So if Flynn does now cut the retail price of phenytoin capsules, what price should it cut it to? The implication of the CMA ruling is that the final price should be based on a cost-plus approach, but this is hardly a mechanism that the pharmaceutical industry would want to see applied in a more general sense. And given that there are no regulations covering profit margins in pharmaceuticals (or price rises for generics, for that matter), the CMA mandating such a thing would surely set some kind of standard that has no basis in law. Any generic company is likely to have a portfolio of products with very different levels of profitability, relying on the more remunerative ones to offset the low – or even negative – margins on the rest. Flynn may have been disowned by the generic industry at large, but there are very few of its peers who can claim that they have never taken the opportunity to put the price of a product up when they could; it is just a question of degree. Nor would they presumably support a legal cap on margins or any change to their current ability to price generics freely.

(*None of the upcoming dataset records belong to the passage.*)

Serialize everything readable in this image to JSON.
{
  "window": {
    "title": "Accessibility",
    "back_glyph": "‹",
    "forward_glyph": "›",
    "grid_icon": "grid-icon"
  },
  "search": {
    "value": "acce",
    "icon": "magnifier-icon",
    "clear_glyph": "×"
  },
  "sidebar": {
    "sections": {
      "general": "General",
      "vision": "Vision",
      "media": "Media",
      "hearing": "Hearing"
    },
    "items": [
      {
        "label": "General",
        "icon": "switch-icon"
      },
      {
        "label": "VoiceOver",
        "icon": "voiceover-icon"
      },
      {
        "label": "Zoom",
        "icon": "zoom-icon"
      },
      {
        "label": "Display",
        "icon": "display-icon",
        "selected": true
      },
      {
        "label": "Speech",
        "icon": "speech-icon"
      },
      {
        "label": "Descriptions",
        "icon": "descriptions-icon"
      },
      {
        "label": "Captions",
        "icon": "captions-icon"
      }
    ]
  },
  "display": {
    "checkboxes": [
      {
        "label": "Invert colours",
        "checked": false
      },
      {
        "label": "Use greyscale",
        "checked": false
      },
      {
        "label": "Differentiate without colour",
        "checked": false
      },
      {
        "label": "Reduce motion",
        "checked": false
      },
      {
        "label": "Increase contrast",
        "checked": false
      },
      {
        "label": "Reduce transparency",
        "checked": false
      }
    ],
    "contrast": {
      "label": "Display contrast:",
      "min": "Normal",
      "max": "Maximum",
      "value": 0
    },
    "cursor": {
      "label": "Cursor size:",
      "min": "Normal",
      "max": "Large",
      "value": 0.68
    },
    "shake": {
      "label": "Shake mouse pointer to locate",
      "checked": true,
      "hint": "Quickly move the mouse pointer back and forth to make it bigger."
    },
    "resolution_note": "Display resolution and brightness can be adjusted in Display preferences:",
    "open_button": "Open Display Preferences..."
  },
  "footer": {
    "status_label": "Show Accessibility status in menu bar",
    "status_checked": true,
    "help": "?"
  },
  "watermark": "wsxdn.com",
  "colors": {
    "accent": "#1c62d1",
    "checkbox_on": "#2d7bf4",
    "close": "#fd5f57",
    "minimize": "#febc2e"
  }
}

We live in an era of trial by social media and while it was actually the old-fashioned printed press that has been whipping up moral outrage over generic prices, the DoH should surely not be allowing journalistic hysteria to drive policy. The UK benefits from an active generics industry that provides very cheap medicines, as well as from the investments in R&D made by big pharma. Neither of these is going to be sustainable in the longer term in an environment where companies have no idea what is or is not acceptable pricing behaviour. Flynn and Pfizer did not break any laws and the current price of phenytoin 100mg capsules is, as we have already noted, not unreasonable in absolute terms. Therefore, either the DoH should change the law to make large price increases illegal – while being mindful of the unintended consequences that this might have on the price of the cheaper drugs that actually make up the vast majority of NHS spending – or it should accept that prices will sometimes rise and then sit down with the industry and come to an agreement about what the acceptable limits of this are. The latter would clearly appear to be the more sensible option, but common sense has unfortunately been sadly lacking to date. Legislation set to pass through parliament in the first half of this year will give the DoH the power to directly regulate generic prices on a case-by-case basis, but this is likely to create far more problems than it solves and will hardly provide the needed clarity. In our view, if the government is incapable of drawing a line between fair and unfair price increases (to use its own terminology) then the generics industry should create its own code of conduct and implement it unilaterally. In this playground scrap, somebody needs to act the grown-up.